-- INFORMATION SHOWN --
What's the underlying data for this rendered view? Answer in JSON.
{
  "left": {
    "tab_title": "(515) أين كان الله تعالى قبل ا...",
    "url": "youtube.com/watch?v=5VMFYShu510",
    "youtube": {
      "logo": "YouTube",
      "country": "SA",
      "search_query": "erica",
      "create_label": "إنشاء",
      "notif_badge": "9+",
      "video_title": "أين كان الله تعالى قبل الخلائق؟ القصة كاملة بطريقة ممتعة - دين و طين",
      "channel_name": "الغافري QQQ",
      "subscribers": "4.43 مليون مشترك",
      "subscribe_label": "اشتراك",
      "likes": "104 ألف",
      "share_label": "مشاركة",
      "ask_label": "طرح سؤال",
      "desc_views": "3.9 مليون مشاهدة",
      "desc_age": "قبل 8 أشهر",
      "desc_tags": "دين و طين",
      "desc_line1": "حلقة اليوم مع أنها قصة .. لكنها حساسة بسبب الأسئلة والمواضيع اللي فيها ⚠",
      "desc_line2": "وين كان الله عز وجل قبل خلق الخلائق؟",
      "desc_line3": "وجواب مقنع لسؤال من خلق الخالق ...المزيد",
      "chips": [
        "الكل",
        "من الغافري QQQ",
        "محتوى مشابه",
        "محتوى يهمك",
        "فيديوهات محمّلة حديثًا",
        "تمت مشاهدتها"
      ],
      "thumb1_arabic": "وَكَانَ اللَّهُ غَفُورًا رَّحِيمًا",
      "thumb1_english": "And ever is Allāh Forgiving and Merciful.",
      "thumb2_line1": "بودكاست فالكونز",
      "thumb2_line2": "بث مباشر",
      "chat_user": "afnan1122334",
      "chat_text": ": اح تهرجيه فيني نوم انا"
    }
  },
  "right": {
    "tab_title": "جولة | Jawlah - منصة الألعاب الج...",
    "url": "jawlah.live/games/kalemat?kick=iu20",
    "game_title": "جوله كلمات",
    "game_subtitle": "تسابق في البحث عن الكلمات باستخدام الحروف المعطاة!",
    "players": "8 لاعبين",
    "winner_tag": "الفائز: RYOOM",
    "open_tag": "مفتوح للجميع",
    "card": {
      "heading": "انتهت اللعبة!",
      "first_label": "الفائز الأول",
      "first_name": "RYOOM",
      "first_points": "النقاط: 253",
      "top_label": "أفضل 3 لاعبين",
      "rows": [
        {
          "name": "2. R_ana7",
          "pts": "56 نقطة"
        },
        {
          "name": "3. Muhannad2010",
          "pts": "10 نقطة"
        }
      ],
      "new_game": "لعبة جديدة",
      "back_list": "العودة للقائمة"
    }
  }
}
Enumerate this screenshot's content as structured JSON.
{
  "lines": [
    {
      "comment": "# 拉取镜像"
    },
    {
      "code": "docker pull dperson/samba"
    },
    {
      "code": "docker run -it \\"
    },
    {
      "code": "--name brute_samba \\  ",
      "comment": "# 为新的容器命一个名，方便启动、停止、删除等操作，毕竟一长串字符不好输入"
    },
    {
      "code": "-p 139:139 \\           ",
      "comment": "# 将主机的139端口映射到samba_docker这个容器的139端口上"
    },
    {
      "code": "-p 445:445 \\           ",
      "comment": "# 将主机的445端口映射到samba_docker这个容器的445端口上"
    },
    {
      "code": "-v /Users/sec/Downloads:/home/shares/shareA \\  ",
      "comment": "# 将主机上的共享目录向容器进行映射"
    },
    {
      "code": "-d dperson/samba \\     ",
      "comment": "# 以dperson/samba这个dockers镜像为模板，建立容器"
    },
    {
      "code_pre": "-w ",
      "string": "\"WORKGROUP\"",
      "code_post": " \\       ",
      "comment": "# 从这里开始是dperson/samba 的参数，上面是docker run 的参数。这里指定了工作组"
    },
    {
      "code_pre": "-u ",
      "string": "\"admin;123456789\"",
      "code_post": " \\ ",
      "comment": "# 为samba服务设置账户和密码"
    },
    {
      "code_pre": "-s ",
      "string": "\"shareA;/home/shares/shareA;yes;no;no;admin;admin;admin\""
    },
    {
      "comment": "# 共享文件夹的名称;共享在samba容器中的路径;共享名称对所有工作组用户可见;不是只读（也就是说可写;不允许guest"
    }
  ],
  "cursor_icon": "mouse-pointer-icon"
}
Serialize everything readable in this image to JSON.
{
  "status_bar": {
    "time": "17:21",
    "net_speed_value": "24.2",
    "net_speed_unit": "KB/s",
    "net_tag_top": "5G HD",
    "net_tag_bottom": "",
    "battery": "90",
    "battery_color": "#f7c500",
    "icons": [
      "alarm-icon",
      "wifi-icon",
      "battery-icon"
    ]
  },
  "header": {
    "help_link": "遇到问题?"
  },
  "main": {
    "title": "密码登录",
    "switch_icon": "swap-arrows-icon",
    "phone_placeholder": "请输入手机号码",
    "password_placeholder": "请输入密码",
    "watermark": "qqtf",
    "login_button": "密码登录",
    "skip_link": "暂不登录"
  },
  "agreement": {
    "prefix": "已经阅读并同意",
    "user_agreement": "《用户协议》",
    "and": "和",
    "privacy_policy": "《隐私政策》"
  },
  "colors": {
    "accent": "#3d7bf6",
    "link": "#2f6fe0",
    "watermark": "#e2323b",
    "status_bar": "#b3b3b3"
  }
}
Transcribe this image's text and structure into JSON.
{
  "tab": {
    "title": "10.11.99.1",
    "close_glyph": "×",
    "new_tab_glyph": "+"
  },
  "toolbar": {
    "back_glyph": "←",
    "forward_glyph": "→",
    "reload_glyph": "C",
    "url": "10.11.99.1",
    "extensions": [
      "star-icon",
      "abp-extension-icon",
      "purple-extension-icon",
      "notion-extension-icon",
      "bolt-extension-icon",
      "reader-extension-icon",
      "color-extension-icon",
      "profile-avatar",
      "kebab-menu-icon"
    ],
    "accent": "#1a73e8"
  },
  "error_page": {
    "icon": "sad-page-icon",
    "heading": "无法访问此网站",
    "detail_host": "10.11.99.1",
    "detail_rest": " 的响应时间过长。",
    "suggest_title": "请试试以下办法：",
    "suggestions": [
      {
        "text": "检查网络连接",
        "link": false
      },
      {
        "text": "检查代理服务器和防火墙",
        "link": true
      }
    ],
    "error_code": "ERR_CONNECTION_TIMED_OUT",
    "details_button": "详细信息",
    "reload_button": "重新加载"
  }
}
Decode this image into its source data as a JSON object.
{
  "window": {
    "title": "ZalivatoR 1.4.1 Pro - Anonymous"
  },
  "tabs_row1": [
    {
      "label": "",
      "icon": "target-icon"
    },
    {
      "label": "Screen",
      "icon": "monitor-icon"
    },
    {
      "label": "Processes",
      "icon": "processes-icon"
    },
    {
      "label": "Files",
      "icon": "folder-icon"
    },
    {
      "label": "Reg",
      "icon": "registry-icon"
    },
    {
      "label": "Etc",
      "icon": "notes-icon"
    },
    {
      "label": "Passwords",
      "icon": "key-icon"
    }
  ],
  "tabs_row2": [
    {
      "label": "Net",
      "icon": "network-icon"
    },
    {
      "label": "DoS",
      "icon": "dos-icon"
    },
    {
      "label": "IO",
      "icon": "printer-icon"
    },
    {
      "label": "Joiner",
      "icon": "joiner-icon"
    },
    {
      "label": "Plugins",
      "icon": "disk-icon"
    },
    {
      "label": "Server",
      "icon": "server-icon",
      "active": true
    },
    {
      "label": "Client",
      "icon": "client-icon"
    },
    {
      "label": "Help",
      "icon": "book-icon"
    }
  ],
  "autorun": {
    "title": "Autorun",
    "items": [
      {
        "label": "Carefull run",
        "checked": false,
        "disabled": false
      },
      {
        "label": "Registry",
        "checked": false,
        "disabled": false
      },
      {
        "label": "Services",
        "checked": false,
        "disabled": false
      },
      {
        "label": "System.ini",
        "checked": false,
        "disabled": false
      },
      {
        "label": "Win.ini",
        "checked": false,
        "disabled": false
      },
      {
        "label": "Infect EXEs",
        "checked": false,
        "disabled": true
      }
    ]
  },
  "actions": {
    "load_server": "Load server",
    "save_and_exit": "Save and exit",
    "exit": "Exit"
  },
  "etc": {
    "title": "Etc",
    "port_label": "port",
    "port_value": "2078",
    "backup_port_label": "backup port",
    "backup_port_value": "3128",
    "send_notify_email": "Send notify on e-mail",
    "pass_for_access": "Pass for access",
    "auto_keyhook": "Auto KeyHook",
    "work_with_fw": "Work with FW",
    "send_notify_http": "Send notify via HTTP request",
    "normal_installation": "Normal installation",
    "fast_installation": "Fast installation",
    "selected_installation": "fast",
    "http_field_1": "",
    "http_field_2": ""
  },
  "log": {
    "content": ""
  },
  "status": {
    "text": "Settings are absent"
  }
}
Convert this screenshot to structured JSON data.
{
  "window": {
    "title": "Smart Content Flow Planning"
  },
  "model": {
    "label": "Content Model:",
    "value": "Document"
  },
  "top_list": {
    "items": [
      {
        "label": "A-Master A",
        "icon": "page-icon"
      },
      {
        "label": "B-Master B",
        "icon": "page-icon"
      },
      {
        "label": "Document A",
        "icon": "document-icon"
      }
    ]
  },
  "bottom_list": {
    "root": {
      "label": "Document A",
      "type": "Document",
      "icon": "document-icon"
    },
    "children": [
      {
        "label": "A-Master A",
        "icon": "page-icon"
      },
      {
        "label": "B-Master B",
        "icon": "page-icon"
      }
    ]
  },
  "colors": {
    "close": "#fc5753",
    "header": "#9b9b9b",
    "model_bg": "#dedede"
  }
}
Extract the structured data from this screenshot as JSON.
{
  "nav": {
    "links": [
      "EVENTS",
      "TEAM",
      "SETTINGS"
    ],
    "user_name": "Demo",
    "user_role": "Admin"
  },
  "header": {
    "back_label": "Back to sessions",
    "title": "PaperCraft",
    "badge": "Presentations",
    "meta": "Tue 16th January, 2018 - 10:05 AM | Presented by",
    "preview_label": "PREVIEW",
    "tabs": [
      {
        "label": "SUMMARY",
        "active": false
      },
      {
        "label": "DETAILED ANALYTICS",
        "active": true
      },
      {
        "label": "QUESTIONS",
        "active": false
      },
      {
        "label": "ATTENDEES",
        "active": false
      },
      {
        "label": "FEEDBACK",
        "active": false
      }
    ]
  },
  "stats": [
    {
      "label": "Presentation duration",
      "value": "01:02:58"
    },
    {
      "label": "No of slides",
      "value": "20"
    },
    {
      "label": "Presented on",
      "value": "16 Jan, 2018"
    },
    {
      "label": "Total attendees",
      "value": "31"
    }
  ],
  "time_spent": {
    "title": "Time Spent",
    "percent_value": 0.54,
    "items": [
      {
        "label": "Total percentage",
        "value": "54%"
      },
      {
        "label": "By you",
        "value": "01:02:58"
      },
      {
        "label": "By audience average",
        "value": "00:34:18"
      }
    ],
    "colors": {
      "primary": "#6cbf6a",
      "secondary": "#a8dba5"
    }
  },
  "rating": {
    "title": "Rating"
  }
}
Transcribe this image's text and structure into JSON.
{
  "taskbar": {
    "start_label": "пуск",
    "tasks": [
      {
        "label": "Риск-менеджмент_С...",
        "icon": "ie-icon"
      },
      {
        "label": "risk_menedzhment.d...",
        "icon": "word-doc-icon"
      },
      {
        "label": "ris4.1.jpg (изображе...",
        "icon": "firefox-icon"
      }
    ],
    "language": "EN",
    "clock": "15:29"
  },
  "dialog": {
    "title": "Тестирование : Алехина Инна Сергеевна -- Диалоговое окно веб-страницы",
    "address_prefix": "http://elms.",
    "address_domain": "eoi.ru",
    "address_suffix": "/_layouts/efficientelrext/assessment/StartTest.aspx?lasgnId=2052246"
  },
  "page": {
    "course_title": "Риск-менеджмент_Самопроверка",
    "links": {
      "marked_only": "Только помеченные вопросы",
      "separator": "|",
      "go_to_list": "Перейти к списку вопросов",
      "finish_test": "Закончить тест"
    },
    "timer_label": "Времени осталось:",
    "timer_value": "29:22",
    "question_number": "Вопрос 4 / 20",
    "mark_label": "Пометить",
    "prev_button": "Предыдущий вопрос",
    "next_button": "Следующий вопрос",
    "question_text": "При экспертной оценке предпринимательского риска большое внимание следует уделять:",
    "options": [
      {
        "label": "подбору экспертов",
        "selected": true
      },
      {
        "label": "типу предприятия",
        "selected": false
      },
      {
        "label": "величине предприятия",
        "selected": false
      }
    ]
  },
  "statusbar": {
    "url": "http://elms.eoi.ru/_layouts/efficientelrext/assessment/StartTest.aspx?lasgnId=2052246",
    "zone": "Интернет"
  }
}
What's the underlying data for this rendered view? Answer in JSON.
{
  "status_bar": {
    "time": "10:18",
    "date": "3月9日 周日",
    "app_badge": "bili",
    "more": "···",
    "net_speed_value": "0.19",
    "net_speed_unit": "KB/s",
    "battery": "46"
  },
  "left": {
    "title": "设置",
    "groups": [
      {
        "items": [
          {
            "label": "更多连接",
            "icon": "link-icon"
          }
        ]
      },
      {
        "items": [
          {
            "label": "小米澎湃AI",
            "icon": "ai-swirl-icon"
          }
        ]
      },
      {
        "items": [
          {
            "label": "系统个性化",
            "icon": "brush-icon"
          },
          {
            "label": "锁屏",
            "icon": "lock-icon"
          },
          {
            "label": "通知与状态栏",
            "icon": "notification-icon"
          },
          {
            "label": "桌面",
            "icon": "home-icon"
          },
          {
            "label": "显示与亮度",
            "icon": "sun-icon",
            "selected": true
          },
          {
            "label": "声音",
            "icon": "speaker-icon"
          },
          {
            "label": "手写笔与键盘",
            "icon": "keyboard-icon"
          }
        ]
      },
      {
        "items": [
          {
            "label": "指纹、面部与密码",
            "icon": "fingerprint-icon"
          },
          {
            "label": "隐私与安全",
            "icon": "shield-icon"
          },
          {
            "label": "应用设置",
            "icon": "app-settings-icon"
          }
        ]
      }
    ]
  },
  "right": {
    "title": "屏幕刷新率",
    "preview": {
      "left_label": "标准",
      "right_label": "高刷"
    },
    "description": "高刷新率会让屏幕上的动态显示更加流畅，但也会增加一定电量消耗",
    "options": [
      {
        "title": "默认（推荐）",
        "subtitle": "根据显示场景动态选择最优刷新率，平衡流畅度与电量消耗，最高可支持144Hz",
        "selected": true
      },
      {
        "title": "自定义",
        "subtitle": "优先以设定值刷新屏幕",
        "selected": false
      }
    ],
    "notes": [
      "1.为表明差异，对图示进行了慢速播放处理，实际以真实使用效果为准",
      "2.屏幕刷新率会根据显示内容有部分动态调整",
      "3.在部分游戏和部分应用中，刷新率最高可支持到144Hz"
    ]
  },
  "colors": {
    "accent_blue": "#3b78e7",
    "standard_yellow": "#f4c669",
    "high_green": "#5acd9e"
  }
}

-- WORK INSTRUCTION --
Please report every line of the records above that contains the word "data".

-- ANSWER SECTION --
What's the underlying data for this rendered view? Answer in JSON.
Decode this image into its source data as a JSON object.
Convert this screenshot to structured JSON data.
Extract the structured data from this screenshot as JSON.
What's the underlying data for this rendered view? Answer in JSON.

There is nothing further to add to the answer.